From “Walmart’s Retreat on Guns Means Woke Capitalism Is Here to Stay,” by David French in the National Review.
The context, from the author: My first job was selling guns at Walmart. ... So I was more interested than most to read about Walmart’s latest retreat from the firearms business. ... A company born and bred in deep-red America was decisively breaking with the culture that was indispensable in making Walmart the mightiest retailer in the land.

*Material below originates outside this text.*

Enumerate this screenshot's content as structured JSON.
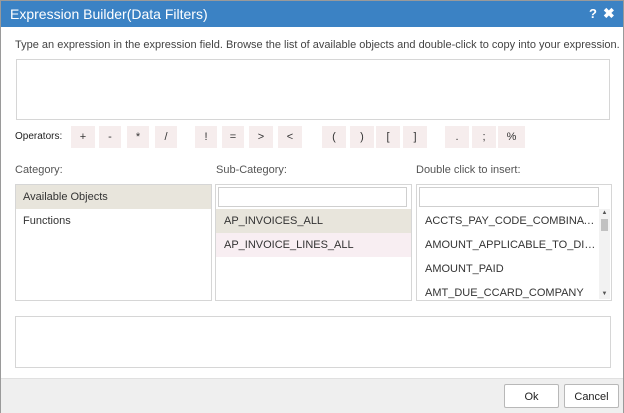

The excerpt: Woke capital is here to stay, and Walmart proves it. At first glance, Walmart’s decision is mystifying. What’s next? NASCAR going all-Prius to save the planet? Even if you grant the reality that Walmart has grown far beyond its original red-state base, why would the company want to alienate half their customer base? But that’s old America-style thinking. This is new America, and new America is in the grips of profound negative polarization. “Negative polarization” means, simply, that Americans who participate in politics are motivated more by distaste (more like disgust) for the other side than they are by any particular affection for their own. Indeed, affection for politicians on your own side is often dependent on the level of disgust they can display for your opposition.
From “Dems Propose First Gun Grab Since Lexington And Concord,” by David Harsanyi in The Federalist.
The context, from the author: The media should stop using absurdly lazy phrases like “mandatory gun buybacks.” Unless the politician they’re talking about is in the business of selling firearms, it’s impossible for him to “buy back” anything. No government official — not Joe Biden, not Beto O’Rourke, not any of the candidates who now support “buyback” programs — has ever sold firearms. What Democrats propose can be more accurately described as “the first American gun confiscation effort since Lexington and Concord,” or some variation on that theme.
The excerpt: Like “Medicare for all,” and other vaguely positive sounding policies, once voters learn what specifics entail, those numbers tend to settle along the usual partisan lines. If you think you’re going to have overwhelming support for “mandatory gun buybacks” when people learn that you’re really talking about “the confiscation of 20 million guns,” you’re fooling yourself.
From “Trump’s Base Fooled by Phony Populism? Hardly,” by Alan Tonelson in the American Conservative.
The context, from the author: New data shows the president’s battleground state voters have done very well economically since he took office.
The excerpt: The leading sign (looking at counties that voted twice for Obama, then for Trump is that) in 130 of the 203 Trump flip counties in question, average annual salaries rose faster during the two years Trump has been in office than during the last two Obama years. That’s 64 percent of them.